### WORK REQUEST
Set down every record below exactly as it stands, leaving out the pictures.

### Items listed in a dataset

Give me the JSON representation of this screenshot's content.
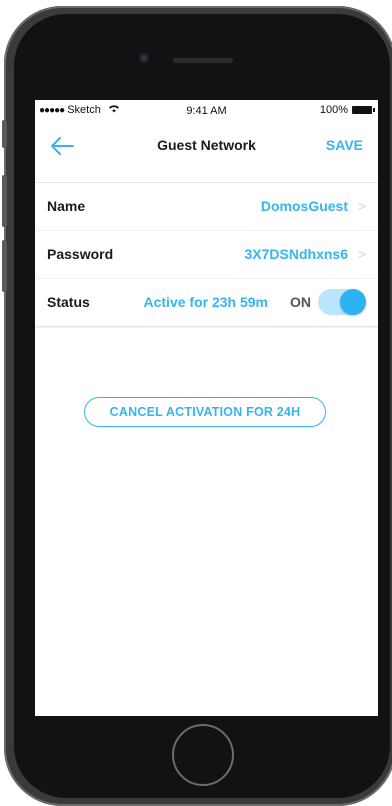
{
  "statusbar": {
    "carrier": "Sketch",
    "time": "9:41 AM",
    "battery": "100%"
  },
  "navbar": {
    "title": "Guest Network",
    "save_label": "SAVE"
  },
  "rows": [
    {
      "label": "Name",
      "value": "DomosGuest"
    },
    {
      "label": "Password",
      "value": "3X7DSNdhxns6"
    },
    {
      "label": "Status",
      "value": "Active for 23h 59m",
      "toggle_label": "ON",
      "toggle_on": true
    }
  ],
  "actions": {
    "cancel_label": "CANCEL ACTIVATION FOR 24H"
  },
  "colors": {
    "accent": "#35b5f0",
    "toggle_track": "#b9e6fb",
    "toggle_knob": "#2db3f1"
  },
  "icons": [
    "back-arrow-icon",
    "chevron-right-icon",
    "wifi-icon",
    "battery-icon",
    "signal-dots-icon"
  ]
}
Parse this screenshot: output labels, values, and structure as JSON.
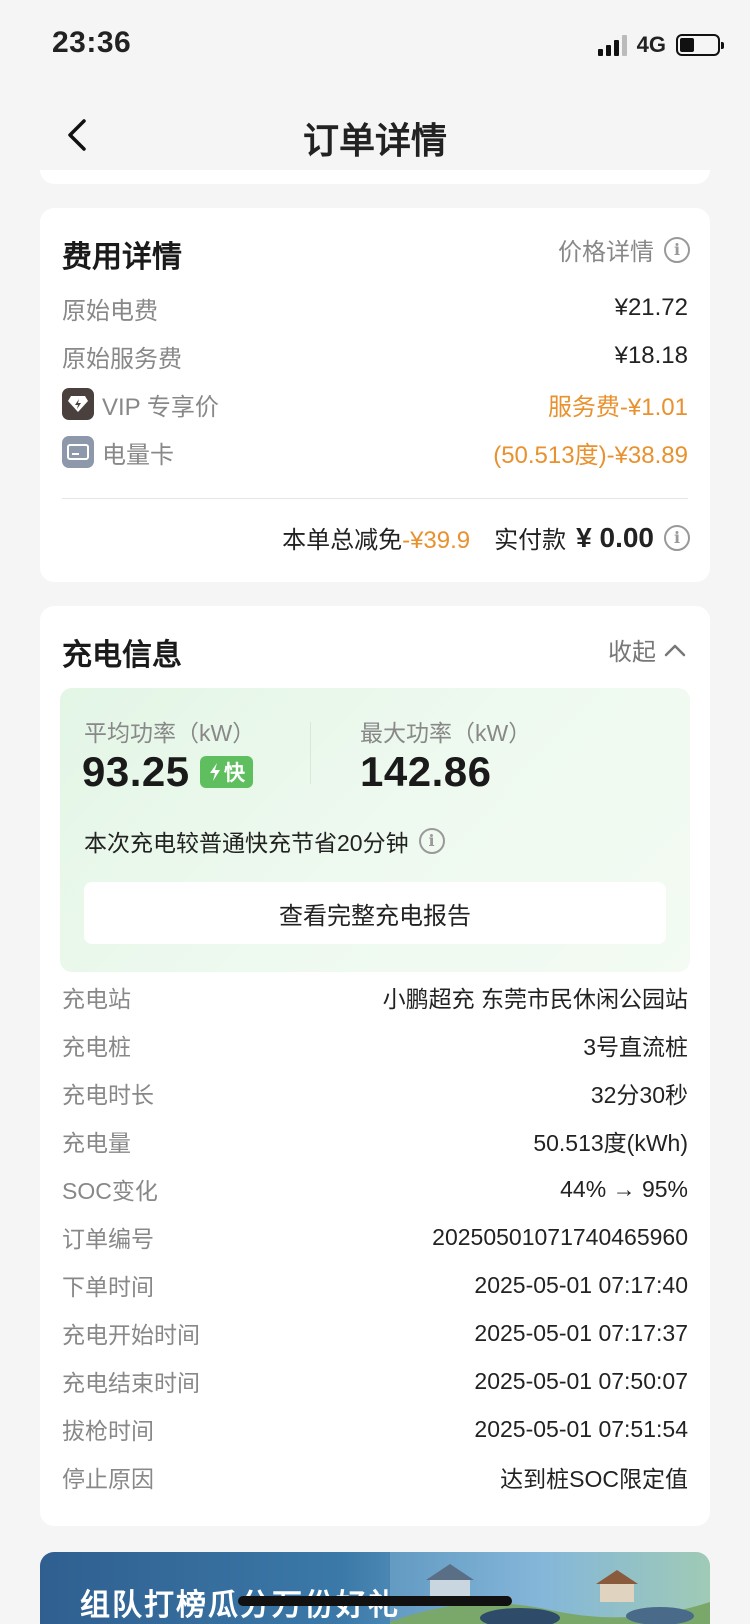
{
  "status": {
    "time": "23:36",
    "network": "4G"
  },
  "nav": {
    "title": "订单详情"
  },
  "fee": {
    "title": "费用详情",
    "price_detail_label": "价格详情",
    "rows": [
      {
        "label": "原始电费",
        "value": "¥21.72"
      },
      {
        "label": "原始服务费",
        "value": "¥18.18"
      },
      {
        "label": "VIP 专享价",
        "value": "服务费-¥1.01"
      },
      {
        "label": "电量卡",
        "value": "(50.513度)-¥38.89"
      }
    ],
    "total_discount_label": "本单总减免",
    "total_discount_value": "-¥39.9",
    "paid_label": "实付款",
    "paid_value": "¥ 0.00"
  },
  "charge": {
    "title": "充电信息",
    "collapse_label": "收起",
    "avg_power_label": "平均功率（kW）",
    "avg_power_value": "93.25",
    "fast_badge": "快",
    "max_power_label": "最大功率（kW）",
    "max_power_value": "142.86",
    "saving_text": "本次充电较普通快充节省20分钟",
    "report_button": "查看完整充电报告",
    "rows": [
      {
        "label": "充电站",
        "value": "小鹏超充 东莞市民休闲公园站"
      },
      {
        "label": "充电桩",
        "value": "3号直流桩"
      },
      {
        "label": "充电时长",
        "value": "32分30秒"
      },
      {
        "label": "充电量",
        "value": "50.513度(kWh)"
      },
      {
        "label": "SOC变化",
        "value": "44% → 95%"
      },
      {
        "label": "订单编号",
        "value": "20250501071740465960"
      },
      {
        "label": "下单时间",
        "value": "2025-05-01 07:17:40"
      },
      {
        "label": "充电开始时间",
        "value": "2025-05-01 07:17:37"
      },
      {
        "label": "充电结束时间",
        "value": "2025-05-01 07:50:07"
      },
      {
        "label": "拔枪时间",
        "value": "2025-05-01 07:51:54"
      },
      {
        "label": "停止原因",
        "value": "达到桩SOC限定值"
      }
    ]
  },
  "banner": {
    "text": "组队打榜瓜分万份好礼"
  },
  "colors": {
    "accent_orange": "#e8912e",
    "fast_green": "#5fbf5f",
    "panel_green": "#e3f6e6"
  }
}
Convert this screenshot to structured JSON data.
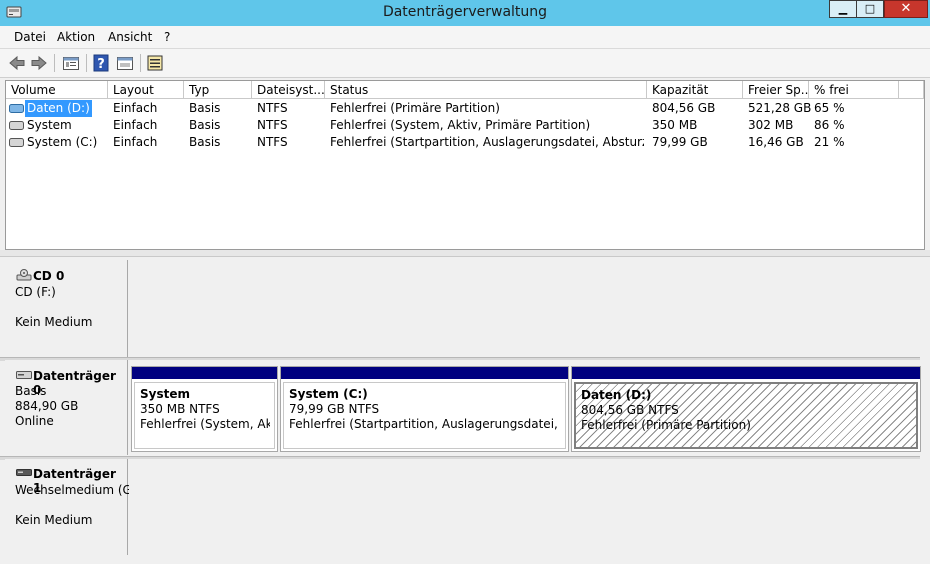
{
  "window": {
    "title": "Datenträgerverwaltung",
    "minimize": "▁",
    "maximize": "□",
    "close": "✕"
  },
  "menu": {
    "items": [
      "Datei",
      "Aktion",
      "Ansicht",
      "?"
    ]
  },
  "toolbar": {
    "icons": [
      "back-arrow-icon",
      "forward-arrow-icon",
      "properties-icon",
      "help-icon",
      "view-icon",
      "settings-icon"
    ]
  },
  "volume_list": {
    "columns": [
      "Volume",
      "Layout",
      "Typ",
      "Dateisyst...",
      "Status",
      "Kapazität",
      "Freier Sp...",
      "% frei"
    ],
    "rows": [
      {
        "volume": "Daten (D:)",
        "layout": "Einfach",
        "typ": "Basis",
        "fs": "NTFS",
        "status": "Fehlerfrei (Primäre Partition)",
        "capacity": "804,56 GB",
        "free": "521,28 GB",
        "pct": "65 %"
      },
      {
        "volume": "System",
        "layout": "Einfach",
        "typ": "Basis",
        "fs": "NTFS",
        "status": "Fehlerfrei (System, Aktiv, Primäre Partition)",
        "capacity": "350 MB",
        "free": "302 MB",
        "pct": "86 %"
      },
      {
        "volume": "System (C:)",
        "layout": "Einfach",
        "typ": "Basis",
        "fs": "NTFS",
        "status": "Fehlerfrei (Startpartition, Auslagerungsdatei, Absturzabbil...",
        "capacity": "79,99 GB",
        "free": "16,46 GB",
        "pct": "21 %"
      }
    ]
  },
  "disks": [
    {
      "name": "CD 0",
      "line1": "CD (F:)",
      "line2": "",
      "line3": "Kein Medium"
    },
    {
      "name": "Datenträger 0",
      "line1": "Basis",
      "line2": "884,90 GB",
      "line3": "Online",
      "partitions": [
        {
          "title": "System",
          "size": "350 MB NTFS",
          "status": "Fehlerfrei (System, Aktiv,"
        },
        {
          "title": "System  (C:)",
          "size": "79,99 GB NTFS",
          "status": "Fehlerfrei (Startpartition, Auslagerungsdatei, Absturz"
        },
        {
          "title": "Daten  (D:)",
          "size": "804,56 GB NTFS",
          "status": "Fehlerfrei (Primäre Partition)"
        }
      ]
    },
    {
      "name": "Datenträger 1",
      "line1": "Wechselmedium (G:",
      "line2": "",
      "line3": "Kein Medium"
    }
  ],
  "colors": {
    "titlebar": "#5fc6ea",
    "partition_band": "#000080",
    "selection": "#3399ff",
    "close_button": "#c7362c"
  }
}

### COMPLETED TASK
Give me the JSON representation of this screenshot's content.
{
  "statusbar": {
    "carrier": "Sketch",
    "time": "9:41 AM",
    "battery": "100%"
  },
  "navbar": {
    "title": "Guest Network",
    "save_label": "SAVE"
  },
  "rows": [
    {
      "label": "Name",
      "value": "DomosGuest"
    },
    {
      "label": "Password",
      "value": "3X7DSNdhxns6"
    },
    {
      "label": "Status",
      "value": "Active for 23h 59m",
      "toggle_label": "ON",
      "toggle_on": true
    }
  ],
  "actions": {
    "cancel_label": "CANCEL ACTIVATION FOR 24H"
  },
  "colors": {
    "accent": "#35b5f0",
    "toggle_track": "#b9e6fb",
    "toggle_knob": "#2db3f1"
  },
  "icons": [
    "back-arrow-icon",
    "chevron-right-icon",
    "wifi-icon",
    "battery-icon",
    "signal-dots-icon"
  ]
}
Parse this screenshot: output labels, values, and structure as JSON.
{
  "status": {
    "time": "23:36",
    "network": "4G"
  },
  "nav": {
    "title": "订单详情"
  },
  "fee": {
    "title": "费用详情",
    "price_detail_label": "价格详情",
    "rows": [
      {
        "label": "原始电费",
        "value": "¥21.72"
      },
      {
        "label": "原始服务费",
        "value": "¥18.18"
      },
      {
        "label": "VIP 专享价",
        "value": "服务费-¥1.01"
      },
      {
        "label": "电量卡",
        "value": "(50.513度)-¥38.89"
      }
    ],
    "total_discount_label": "本单总减免",
    "total_discount_value": "-¥39.9",
    "paid_label": "实付款",
    "paid_value": "¥ 0.00"
  },
  "charge": {
    "title": "充电信息",
    "collapse_label": "收起",
    "avg_power_label": "平均功率（kW）",
    "avg_power_value": "93.25",
    "fast_badge": "快",
    "max_power_label": "最大功率（kW）",
    "max_power_value": "142.86",
    "saving_text": "本次充电较普通快充节省20分钟",
    "report_button": "查看完整充电报告",
    "rows": [
      {
        "label": "充电站",
        "value": "小鹏超充 东莞市民休闲公园站"
      },
      {
        "label": "充电桩",
        "value": "3号直流桩"
      },
      {
        "label": "充电时长",
        "value": "32分30秒"
      },
      {
        "label": "充电量",
        "value": "50.513度(kWh)"
      },
      {
        "label": "SOC变化",
        "value": "44% → 95%"
      },
      {
        "label": "订单编号",
        "value": "20250501071740465960"
      },
      {
        "label": "下单时间",
        "value": "2025-05-01 07:17:40"
      },
      {
        "label": "充电开始时间",
        "value": "2025-05-01 07:17:37"
      },
      {
        "label": "充电结束时间",
        "value": "2025-05-01 07:50:07"
      },
      {
        "label": "拔枪时间",
        "value": "2025-05-01 07:51:54"
      },
      {
        "label": "停止原因",
        "value": "达到桩SOC限定值"
      }
    ]
  },
  "banner": {
    "text": "组队打榜瓜分万份好礼"
  },
  "colors": {
    "accent_orange": "#e8912e",
    "fast_green": "#5fbf5f",
    "panel_green": "#e3f6e6"
  }
}
Convert this screenshot to structured JSON data.
{
  "window": {
    "title": "Datenträgerverwaltung",
    "minimize": "▁",
    "maximize": "□",
    "close": "✕"
  },
  "menu": {
    "items": [
      "Datei",
      "Aktion",
      "Ansicht",
      "?"
    ]
  },
  "toolbar": {
    "icons": [
      "back-arrow-icon",
      "forward-arrow-icon",
      "properties-icon",
      "help-icon",
      "view-icon",
      "settings-icon"
    ]
  },
  "volume_list": {
    "columns": [
      "Volume",
      "Layout",
      "Typ",
      "Dateisyst...",
      "Status",
      "Kapazität",
      "Freier Sp...",
      "% frei"
    ],
    "rows": [
      {
        "volume": "Daten (D:)",
        "layout": "Einfach",
        "typ": "Basis",
        "fs": "NTFS",
        "status": "Fehlerfrei (Primäre Partition)",
        "capacity": "804,56 GB",
        "free": "521,28 GB",
        "pct": "65 %"
      },
      {
        "volume": "System",
        "layout": "Einfach",
        "typ": "Basis",
        "fs": "NTFS",
        "status": "Fehlerfrei (System, Aktiv, Primäre Partition)",
        "capacity": "350 MB",
        "free": "302 MB",
        "pct": "86 %"
      },
      {
        "volume": "System (C:)",
        "layout": "Einfach",
        "typ": "Basis",
        "fs": "NTFS",
        "status": "Fehlerfrei (Startpartition, Auslagerungsdatei, Absturzabbil...",
        "capacity": "79,99 GB",
        "free": "16,46 GB",
        "pct": "21 %"
      }
    ]
  },
  "disks": [
    {
      "name": "CD 0",
      "line1": "CD (F:)",
      "line2": "",
      "line3": "Kein Medium"
    },
    {
      "name": "Datenträger 0",
      "line1": "Basis",
      "line2": "884,90 GB",
      "line3": "Online",
      "partitions": [
        {
          "title": "System",
          "size": "350 MB NTFS",
          "status": "Fehlerfrei (System, Aktiv,"
        },
        {
          "title": "System  (C:)",
          "size": "79,99 GB NTFS",
          "status": "Fehlerfrei (Startpartition, Auslagerungsdatei, Absturz"
        },
        {
          "title": "Daten  (D:)",
          "size": "804,56 GB NTFS",
          "status": "Fehlerfrei (Primäre Partition)"
        }
      ]
    },
    {
      "name": "Datenträger 1",
      "line1": "Wechselmedium (G:",
      "line2": "",
      "line3": "Kein Medium"
    }
  ],
  "colors": {
    "titlebar": "#5fc6ea",
    "partition_band": "#000080",
    "selection": "#3399ff",
    "close_button": "#c7362c"
  }
}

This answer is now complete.